Black writers, like all black people, are not defined solely by being oppressed. The majority of black fiction writers will write about how they deal with racism because it is an every day reality in their lives but it is not the only reality.
Attica Locke’s fiction exemplifies this. Darren Mathews, the star of what appears to be the first in a series from Locke, is a complicated man. You empathize for him to a degree because of what he has to endure as a black Texas Ranger, with a mother who is an alcoholic, a wife he cannot seem to make happy, and a family with its own set of expectations. Yet Mathews is also prone to making his own mistakes regarding the bottle and the cases he works on.
Drop him in the heart of a turf war where a sect of the Aryan Brotherhood, insulated by an indifferent local police department, is muscling in on a town that’s populated mostly by black folks and you have one hell of a novel. I read most of it in one sitting, which I rarely do anymore, and am still considering it.
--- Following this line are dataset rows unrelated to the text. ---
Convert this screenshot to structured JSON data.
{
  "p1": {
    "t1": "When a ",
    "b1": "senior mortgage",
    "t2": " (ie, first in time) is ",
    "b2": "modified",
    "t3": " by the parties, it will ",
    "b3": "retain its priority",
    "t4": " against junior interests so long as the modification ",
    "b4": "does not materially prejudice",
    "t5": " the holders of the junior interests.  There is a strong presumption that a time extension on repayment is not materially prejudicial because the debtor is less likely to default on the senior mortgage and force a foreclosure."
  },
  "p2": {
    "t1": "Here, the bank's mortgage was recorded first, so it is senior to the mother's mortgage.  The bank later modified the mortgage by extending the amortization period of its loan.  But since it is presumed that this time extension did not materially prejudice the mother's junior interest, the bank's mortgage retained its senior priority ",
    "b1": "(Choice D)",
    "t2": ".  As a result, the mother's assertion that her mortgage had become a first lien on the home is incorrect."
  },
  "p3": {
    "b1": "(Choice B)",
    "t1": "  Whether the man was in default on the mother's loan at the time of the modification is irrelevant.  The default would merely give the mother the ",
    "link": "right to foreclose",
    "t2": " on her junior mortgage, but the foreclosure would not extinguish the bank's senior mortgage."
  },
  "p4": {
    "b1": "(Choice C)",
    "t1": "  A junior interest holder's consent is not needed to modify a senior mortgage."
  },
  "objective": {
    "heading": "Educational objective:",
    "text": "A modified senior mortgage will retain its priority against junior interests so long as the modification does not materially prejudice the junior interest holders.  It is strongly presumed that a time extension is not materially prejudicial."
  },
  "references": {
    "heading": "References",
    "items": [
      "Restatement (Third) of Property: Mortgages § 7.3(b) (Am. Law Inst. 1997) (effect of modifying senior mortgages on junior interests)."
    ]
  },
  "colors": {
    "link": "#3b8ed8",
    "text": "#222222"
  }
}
The mystery is interesting enough but it’s not the only thing that makes this novel so readable. This is a deeper exploration about destiny. The uncomfortable choices we are all forced to make because of the directions life takes us. Racism is a looming specter in affecting destiny, but it is not the only thing. Love is a factor as well. Which is what makes this book so heartbreaking, especially the completely unexpected last scene.
I usually have more words for books that move me but I need to sit more with this one. And I need to read Heaven, My Home soon.